[Records from a dataset]
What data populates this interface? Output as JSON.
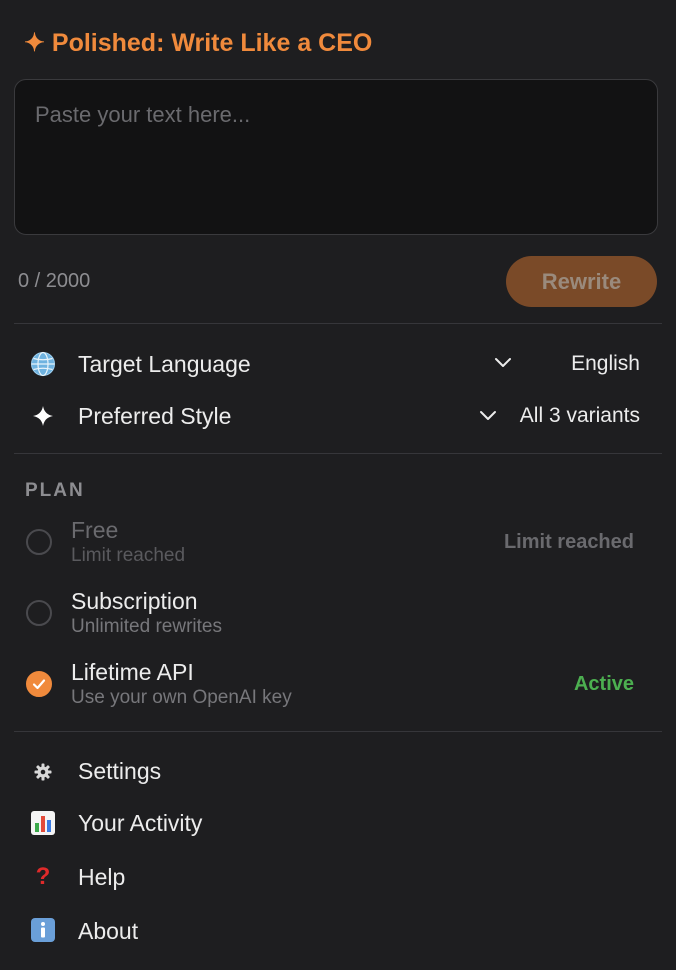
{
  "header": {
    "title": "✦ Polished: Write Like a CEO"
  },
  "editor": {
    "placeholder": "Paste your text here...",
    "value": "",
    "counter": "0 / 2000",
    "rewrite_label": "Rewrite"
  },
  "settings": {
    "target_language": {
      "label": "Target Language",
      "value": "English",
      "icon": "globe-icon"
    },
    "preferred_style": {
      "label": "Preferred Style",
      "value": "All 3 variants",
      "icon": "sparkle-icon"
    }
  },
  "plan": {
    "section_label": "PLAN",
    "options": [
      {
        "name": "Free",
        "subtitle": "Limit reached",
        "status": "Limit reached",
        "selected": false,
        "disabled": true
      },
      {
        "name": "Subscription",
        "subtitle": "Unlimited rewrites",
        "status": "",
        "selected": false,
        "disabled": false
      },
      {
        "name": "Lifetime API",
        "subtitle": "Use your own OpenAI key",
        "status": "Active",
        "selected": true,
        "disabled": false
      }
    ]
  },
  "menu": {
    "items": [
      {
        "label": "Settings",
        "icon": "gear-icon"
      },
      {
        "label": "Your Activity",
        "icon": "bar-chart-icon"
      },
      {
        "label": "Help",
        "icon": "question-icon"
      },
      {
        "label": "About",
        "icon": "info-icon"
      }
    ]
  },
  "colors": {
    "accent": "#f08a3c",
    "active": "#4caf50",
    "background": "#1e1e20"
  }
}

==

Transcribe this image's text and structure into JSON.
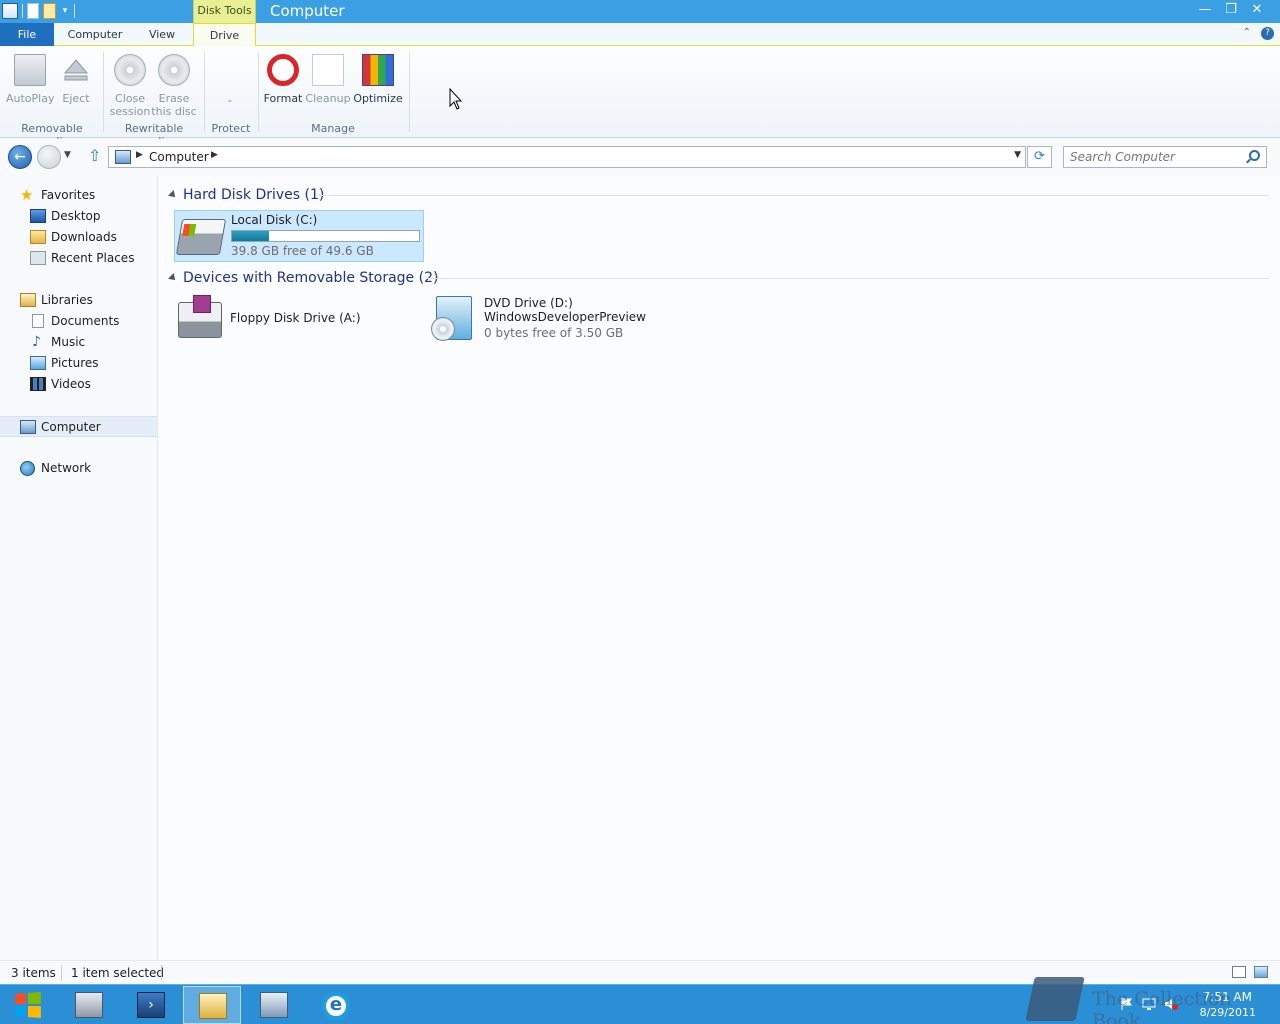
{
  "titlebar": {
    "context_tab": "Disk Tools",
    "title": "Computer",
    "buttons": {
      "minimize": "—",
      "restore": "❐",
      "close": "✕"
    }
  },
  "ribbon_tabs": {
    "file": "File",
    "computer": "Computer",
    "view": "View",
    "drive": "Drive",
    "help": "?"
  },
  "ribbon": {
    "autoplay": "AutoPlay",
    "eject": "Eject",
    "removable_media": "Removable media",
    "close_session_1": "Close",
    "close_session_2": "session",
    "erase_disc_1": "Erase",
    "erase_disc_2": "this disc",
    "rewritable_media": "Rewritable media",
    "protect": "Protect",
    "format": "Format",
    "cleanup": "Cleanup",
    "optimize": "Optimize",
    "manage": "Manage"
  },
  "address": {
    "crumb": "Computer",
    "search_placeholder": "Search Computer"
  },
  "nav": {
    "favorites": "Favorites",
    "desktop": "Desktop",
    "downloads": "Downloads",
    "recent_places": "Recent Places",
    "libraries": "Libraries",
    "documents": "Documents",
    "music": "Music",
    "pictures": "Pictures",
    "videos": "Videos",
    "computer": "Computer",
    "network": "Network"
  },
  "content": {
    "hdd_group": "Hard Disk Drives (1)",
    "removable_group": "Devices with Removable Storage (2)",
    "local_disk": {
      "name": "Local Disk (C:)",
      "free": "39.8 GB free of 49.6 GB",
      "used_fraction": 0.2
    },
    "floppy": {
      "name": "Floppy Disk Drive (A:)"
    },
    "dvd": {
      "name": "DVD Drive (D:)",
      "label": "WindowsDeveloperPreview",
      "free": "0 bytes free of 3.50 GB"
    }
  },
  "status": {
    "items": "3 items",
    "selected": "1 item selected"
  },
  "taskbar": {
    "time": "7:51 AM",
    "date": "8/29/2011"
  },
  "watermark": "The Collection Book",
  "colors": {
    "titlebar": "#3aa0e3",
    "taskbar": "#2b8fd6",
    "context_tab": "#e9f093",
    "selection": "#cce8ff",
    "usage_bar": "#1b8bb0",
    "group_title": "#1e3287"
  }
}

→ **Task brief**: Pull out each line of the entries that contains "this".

→ **Worked solution**:
What data populates this interface? Output as JSON.
Transcribe this image's text and structure into JSON.
    "erase_disc_2": "this disc",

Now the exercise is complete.